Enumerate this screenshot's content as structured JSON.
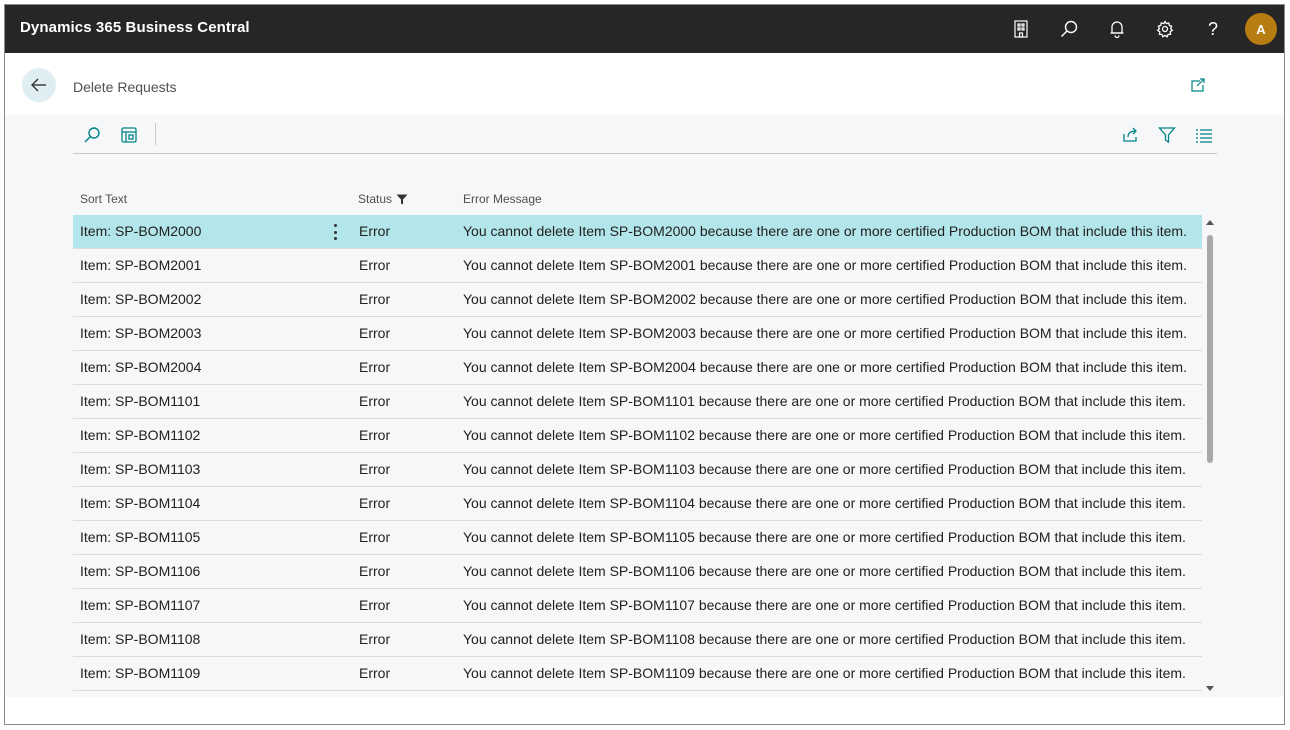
{
  "app": {
    "title": "Dynamics 365 Business Central",
    "user_initial": "A"
  },
  "topbar_icons": [
    "company-icon",
    "search-icon",
    "bell-icon",
    "gear-icon",
    "help-icon"
  ],
  "help_glyph": "?",
  "page": {
    "title": "Delete Requests"
  },
  "columns": {
    "sort_text": "Sort Text",
    "status": "Status",
    "error_message": "Error Message"
  },
  "rows": [
    {
      "sort_text": "Item: SP-BOM2000",
      "status": "Error",
      "error_message": "You cannot delete Item SP-BOM2000 because there are one or more certified Production BOM that include this item.",
      "selected": true
    },
    {
      "sort_text": "Item: SP-BOM2001",
      "status": "Error",
      "error_message": "You cannot delete Item SP-BOM2001 because there are one or more certified Production BOM that include this item."
    },
    {
      "sort_text": "Item: SP-BOM2002",
      "status": "Error",
      "error_message": "You cannot delete Item SP-BOM2002 because there are one or more certified Production BOM that include this item."
    },
    {
      "sort_text": "Item: SP-BOM2003",
      "status": "Error",
      "error_message": "You cannot delete Item SP-BOM2003 because there are one or more certified Production BOM that include this item."
    },
    {
      "sort_text": "Item: SP-BOM2004",
      "status": "Error",
      "error_message": "You cannot delete Item SP-BOM2004 because there are one or more certified Production BOM that include this item."
    },
    {
      "sort_text": "Item: SP-BOM1101",
      "status": "Error",
      "error_message": "You cannot delete Item SP-BOM1101 because there are one or more certified Production BOM that include this item."
    },
    {
      "sort_text": "Item: SP-BOM1102",
      "status": "Error",
      "error_message": "You cannot delete Item SP-BOM1102 because there are one or more certified Production BOM that include this item."
    },
    {
      "sort_text": "Item: SP-BOM1103",
      "status": "Error",
      "error_message": "You cannot delete Item SP-BOM1103 because there are one or more certified Production BOM that include this item."
    },
    {
      "sort_text": "Item: SP-BOM1104",
      "status": "Error",
      "error_message": "You cannot delete Item SP-BOM1104 because there are one or more certified Production BOM that include this item."
    },
    {
      "sort_text": "Item: SP-BOM1105",
      "status": "Error",
      "error_message": "You cannot delete Item SP-BOM1105 because there are one or more certified Production BOM that include this item."
    },
    {
      "sort_text": "Item: SP-BOM1106",
      "status": "Error",
      "error_message": "You cannot delete Item SP-BOM1106 because there are one or more certified Production BOM that include this item."
    },
    {
      "sort_text": "Item: SP-BOM1107",
      "status": "Error",
      "error_message": "You cannot delete Item SP-BOM1107 because there are one or more certified Production BOM that include this item."
    },
    {
      "sort_text": "Item: SP-BOM1108",
      "status": "Error",
      "error_message": "You cannot delete Item SP-BOM1108 because there are one or more certified Production BOM that include this item."
    },
    {
      "sort_text": "Item: SP-BOM1109",
      "status": "Error",
      "error_message": "You cannot delete Item SP-BOM1109 because there are one or more certified Production BOM that include this item."
    }
  ],
  "colors": {
    "topbar": "#262626",
    "accent": "#008489",
    "selected_row": "#b3e6ea",
    "avatar": "#b87d12"
  }
}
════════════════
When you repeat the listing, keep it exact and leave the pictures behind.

> **Answer to this task**:
Enumerate this screenshot's content as structured JSON.
{
  "app": {
    "title": "Dynamics 365 Business Central",
    "user_initial": "A"
  },
  "topbar_icons": [
    "company-icon",
    "search-icon",
    "bell-icon",
    "gear-icon",
    "help-icon"
  ],
  "help_glyph": "?",
  "page": {
    "title": "Delete Requests"
  },
  "columns": {
    "sort_text": "Sort Text",
    "status": "Status",
    "error_message": "Error Message"
  },
  "rows": [
    {
      "sort_text": "Item: SP-BOM2000",
      "status": "Error",
      "error_message": "You cannot delete Item SP-BOM2000 because there are one or more certified Production BOM that include this item.",
      "selected": true
    },
    {
      "sort_text": "Item: SP-BOM2001",
      "status": "Error",
      "error_message": "You cannot delete Item SP-BOM2001 because there are one or more certified Production BOM that include this item."
    },
    {
      "sort_text": "Item: SP-BOM2002",
      "status": "Error",
      "error_message": "You cannot delete Item SP-BOM2002 because there are one or more certified Production BOM that include this item."
    },
    {
      "sort_text": "Item: SP-BOM2003",
      "status": "Error",
      "error_message": "You cannot delete Item SP-BOM2003 because there are one or more certified Production BOM that include this item."
    },
    {
      "sort_text": "Item: SP-BOM2004",
      "status": "Error",
      "error_message": "You cannot delete Item SP-BOM2004 because there are one or more certified Production BOM that include this item."
    },
    {
      "sort_text": "Item: SP-BOM1101",
      "status": "Error",
      "error_message": "You cannot delete Item SP-BOM1101 because there are one or more certified Production BOM that include this item."
    },
    {
      "sort_text": "Item: SP-BOM1102",
      "status": "Error",
      "error_message": "You cannot delete Item SP-BOM1102 because there are one or more certified Production BOM that include this item."
    },
    {
      "sort_text": "Item: SP-BOM1103",
      "status": "Error",
      "error_message": "You cannot delete Item SP-BOM1103 because there are one or more certified Production BOM that include this item."
    },
    {
      "sort_text": "Item: SP-BOM1104",
      "status": "Error",
      "error_message": "You cannot delete Item SP-BOM1104 because there are one or more certified Production BOM that include this item."
    },
    {
      "sort_text": "Item: SP-BOM1105",
      "status": "Error",
      "error_message": "You cannot delete Item SP-BOM1105 because there are one or more certified Production BOM that include this item."
    },
    {
      "sort_text": "Item: SP-BOM1106",
      "status": "Error",
      "error_message": "You cannot delete Item SP-BOM1106 because there are one or more certified Production BOM that include this item."
    },
    {
      "sort_text": "Item: SP-BOM1107",
      "status": "Error",
      "error_message": "You cannot delete Item SP-BOM1107 because there are one or more certified Production BOM that include this item."
    },
    {
      "sort_text": "Item: SP-BOM1108",
      "status": "Error",
      "error_message": "You cannot delete Item SP-BOM1108 because there are one or more certified Production BOM that include this item."
    },
    {
      "sort_text": "Item: SP-BOM1109",
      "status": "Error",
      "error_message": "You cannot delete Item SP-BOM1109 because there are one or more certified Production BOM that include this item."
    }
  ],
  "colors": {
    "topbar": "#262626",
    "accent": "#008489",
    "selected_row": "#b3e6ea",
    "avatar": "#b87d12"
  }
}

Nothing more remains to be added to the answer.